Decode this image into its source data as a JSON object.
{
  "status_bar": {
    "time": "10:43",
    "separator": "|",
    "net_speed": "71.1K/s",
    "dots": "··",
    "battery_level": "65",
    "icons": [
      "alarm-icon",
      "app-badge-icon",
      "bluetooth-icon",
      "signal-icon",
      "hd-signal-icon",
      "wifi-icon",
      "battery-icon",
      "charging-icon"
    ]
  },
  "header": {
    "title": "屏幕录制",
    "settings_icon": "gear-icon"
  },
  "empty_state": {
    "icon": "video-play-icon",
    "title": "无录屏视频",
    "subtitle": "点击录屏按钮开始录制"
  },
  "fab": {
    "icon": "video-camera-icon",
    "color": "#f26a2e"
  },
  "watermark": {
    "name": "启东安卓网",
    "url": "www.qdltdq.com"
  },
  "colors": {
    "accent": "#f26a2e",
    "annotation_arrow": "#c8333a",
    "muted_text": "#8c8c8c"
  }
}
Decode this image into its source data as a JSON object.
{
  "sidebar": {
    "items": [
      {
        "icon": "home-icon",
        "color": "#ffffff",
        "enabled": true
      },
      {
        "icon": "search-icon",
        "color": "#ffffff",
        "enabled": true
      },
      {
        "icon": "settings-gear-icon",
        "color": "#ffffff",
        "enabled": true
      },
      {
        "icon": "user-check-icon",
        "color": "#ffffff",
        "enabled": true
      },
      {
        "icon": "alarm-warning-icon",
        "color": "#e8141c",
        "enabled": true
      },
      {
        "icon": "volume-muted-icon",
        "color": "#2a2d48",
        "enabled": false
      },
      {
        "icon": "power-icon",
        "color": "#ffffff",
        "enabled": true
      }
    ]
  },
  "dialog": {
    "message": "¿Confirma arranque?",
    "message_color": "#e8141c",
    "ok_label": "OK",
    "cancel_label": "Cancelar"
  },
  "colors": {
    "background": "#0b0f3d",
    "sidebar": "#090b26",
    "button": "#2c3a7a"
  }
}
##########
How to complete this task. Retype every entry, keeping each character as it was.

Output of the task.
Decode this image into its source data as a JSON object.
{
  "status_bar": {
    "time": "10:43",
    "separator": "|",
    "net_speed": "71.1K/s",
    "dots": "··",
    "battery_level": "65",
    "icons": [
      "alarm-icon",
      "app-badge-icon",
      "bluetooth-icon",
      "signal-icon",
      "hd-signal-icon",
      "wifi-icon",
      "battery-icon",
      "charging-icon"
    ]
  },
  "header": {
    "title": "屏幕录制",
    "settings_icon": "gear-icon"
  },
  "empty_state": {
    "icon": "video-play-icon",
    "title": "无录屏视频",
    "subtitle": "点击录屏按钮开始录制"
  },
  "fab": {
    "icon": "video-camera-icon",
    "color": "#f26a2e"
  },
  "watermark": {
    "name": "启东安卓网",
    "url": "www.qdltdq.com"
  },
  "colors": {
    "accent": "#f26a2e",
    "annotation_arrow": "#c8333a",
    "muted_text": "#8c8c8c"
  }
}
Decode this image into its source data as a JSON object.
{
  "sidebar": {
    "items": [
      {
        "icon": "home-icon",
        "color": "#ffffff",
        "enabled": true
      },
      {
        "icon": "search-icon",
        "color": "#ffffff",
        "enabled": true
      },
      {
        "icon": "settings-gear-icon",
        "color": "#ffffff",
        "enabled": true
      },
      {
        "icon": "user-check-icon",
        "color": "#ffffff",
        "enabled": true
      },
      {
        "icon": "alarm-warning-icon",
        "color": "#e8141c",
        "enabled": true
      },
      {
        "icon": "volume-muted-icon",
        "color": "#2a2d48",
        "enabled": false
      },
      {
        "icon": "power-icon",
        "color": "#ffffff",
        "enabled": true
      }
    ]
  },
  "dialog": {
    "message": "¿Confirma arranque?",
    "message_color": "#e8141c",
    "ok_label": "OK",
    "cancel_label": "Cancelar"
  },
  "colors": {
    "background": "#0b0f3d",
    "sidebar": "#090b26",
    "button": "#2c3a7a"
  }
}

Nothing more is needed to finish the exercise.